I’m not often at rest. That is to say, I’m not often simply relaxing without doing something else—or thinking about getting up to do something else—in the next 3 minutes. I’m often concerned with having relatively high-quality input and will actually consider which pieces of mailed propaganda to take with me on a drive or a walk, if indeed any of it has any redeeming qualities. I think about whether the piece will have anything to think about, anything I might need X (the number I expect to have) minutes to take in or to understand. I think about the value and my state of mind and whether in a five-minute walk to “town” on this or that day I might be able to be thoughtful, or merely of a business mindset.
I kept a couple of library books around the house for more than a year because I believed they were of sufficient quality to warrant revisiting/completing. My reading material is almost all nonfiction and ranges from biblical hermeneutics and church history/issues, to a neurologistic look at the effects of the internet, to exhortations from well-known conductors and other musicians.
In sum: it’s important to me to have good input for my head and heart.
Leaving alone the question of input quality (assessment: am I really feeding myself well, or fooling myself?), the output of late has been less than usual. Part of the reason for that was the different, lesser opportunities I had in the summer. But one element of output—prayer—had been more lacking than usual, and more difficult, at that.
I’ve been told before (being kicked when I was down, I felt at the time) that when I’m struggling spiritually, I need to spend more time in scripture. Earlier this fall, I was doing a fair amount of that. So far, though, this increase in spiritual input has not led to more, or better-quality, output in the form of prayer.
The word “balance” comes to mind.
I once replied on someone’s Facebook wall that I tend to prefer movies known as “chick flicks.” There are too many fights and sirens and gunshot wounds in “action” movies that males are supposed to like, and so much sci-fi is just stupid. Someone else responded to the effect that a good street fight or gunshot wound is normal. Then someone else wrote something about balance, as if to say “one chick flick, then one shoot-em-up Bruce Willis movie is healthy.” The point here is not to comment on movies. (If either of these folks had seen parts of “The Untouchables” that I saw the day before I started writing this post, I don’t think they would have responded with any interest in shoot-‘em-up movies.)
On the other hand, I think the Monty Python In Search of the Holy Grail scene in which body parts are being slashed off of an armored knight is hilarious. The torso alone ends up on the ground, bobbing and hopping around, saying things like “it’s only a flesh wound” and “come back here … I’ll bite you, you pansy!” The over-the-top “violence” of this scene is more along the lines of televised pro wrestling, making it more fictional than truly violent. I definitely don’t mean to get all self-righteous here; my standards are doubtless impeachable, and the input I experience is anything but consistent.
The paradox is that even when I’m most engaged in tremendously filling, nutritious input (read: seriously involved in scripture), for some reason the output has not seemed to come in a balanced way.

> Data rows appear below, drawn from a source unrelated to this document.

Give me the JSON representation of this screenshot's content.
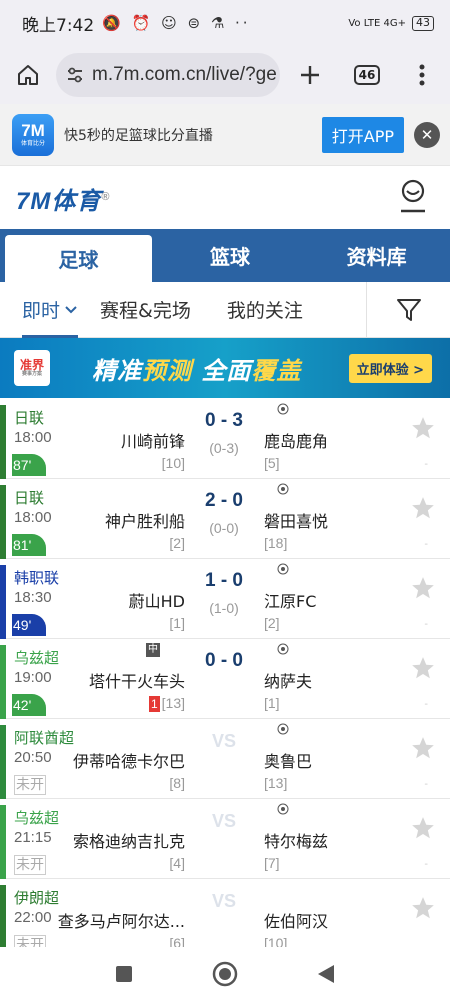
{
  "status": {
    "time": "晚上7:42",
    "icons": "🔕 ⏰ ☺ ⊜ ⚗ ··",
    "network": "Vo LTE 4G+",
    "battery": "43"
  },
  "browser": {
    "url": "m.7m.com.cn/live/?ge",
    "tab_count": "46"
  },
  "app_banner": {
    "logo_text": "7M",
    "logo_sub": "体育比分",
    "text": "快5秒的足篮球比分直播",
    "open_label": "打开APP",
    "close_label": "✕"
  },
  "site": {
    "brand": "7M体育",
    "reg": "®"
  },
  "sport_tabs": [
    {
      "label": "足球"
    },
    {
      "label": "篮球"
    },
    {
      "label": "资料库"
    }
  ],
  "subnav": {
    "live": "即时",
    "schedule": "赛程&完场",
    "mine": "我的关注"
  },
  "promo": {
    "logo": "准界",
    "logo_sub": "赛事方案",
    "title_a": "精准",
    "title_b": "预测",
    "title_c": " 全面",
    "title_d": "覆盖",
    "cta": "立即体验 >"
  },
  "matches": [
    {
      "league": "日联",
      "color": "#2e7d32",
      "time": "18:00",
      "home": "川崎前锋",
      "home_rank": "[10]",
      "score": "0 - 3",
      "ht": "(0-3)",
      "away": "鹿岛鹿角",
      "away_rank": "[5]",
      "minute": "87'",
      "started": true
    },
    {
      "league": "日联",
      "color": "#2e7d32",
      "time": "18:00",
      "home": "神户胜利船",
      "home_rank": "[2]",
      "score": "2 - 0",
      "ht": "(0-0)",
      "away": "磐田喜悦",
      "away_rank": "[18]",
      "minute": "81'",
      "started": true
    },
    {
      "league": "韩职联",
      "color": "#1a3fa8",
      "time": "18:30",
      "home": "蔚山HD",
      "home_rank": "[1]",
      "score": "1 - 0",
      "ht": "(1-0)",
      "away": "江原FC",
      "away_rank": "[2]",
      "minute": "49'",
      "started": true
    },
    {
      "league": "乌兹超",
      "color": "#3aa34a",
      "time": "19:00",
      "home": "塔什干火车头",
      "home_rank": "[13]",
      "score": "0 - 0",
      "ht": "",
      "away": "纳萨夫",
      "away_rank": "[1]",
      "minute": "42'",
      "started": true,
      "red_card": "1",
      "neutral": "中"
    },
    {
      "league": "阿联酋超",
      "color": "#2e8b3d",
      "time": "20:50",
      "home": "伊蒂哈德卡尔巴",
      "home_rank": "[8]",
      "vs": "VS",
      "away": "奥鲁巴",
      "away_rank": "[13]",
      "status": "未开",
      "started": false
    },
    {
      "league": "乌兹超",
      "color": "#3aa34a",
      "time": "21:15",
      "home": "索格迪纳吉扎克",
      "home_rank": "[4]",
      "vs": "VS",
      "away": "特尔梅兹",
      "away_rank": "[7]",
      "status": "未开",
      "started": false
    },
    {
      "league": "伊朗超",
      "color": "#2e7d32",
      "time": "22:00",
      "home": "查多马卢阿尔达...",
      "home_rank": "[6]",
      "vs": "VS",
      "away": "佐伯阿汉",
      "away_rank": "[10]",
      "status": "未开",
      "started": false
    }
  ],
  "colors": {
    "brand_blue": "#2b63a3",
    "score_navy": "#1a3e6e",
    "open_app_blue": "#1e88e5"
  }
}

There are more ways and means of output than prayer, and for me, thinking and writing/blogging is one important type of output, and musical compositions and arrangements represent another.
Maybe I’m more balanced than I realize. Or, maybe not. (Is there an emoticon for feigned diabolical laughter?)
 Dealing entirely in nonfiction printed matter is one reason I fail to comprehend the proliferating desire for so-called “reality” TV shows. When I sit in front of the tube, I want fiction. This is not necessarily an admirable quality, and I have difficulty imagining Jesus needing fiction, but I want to be “taken away” from reality. Even baseball games, which I love on one level, are hard for me to sit in front of sometimes, because they don’t engage my mind enough that I’ll get a reprieve from pressing realities.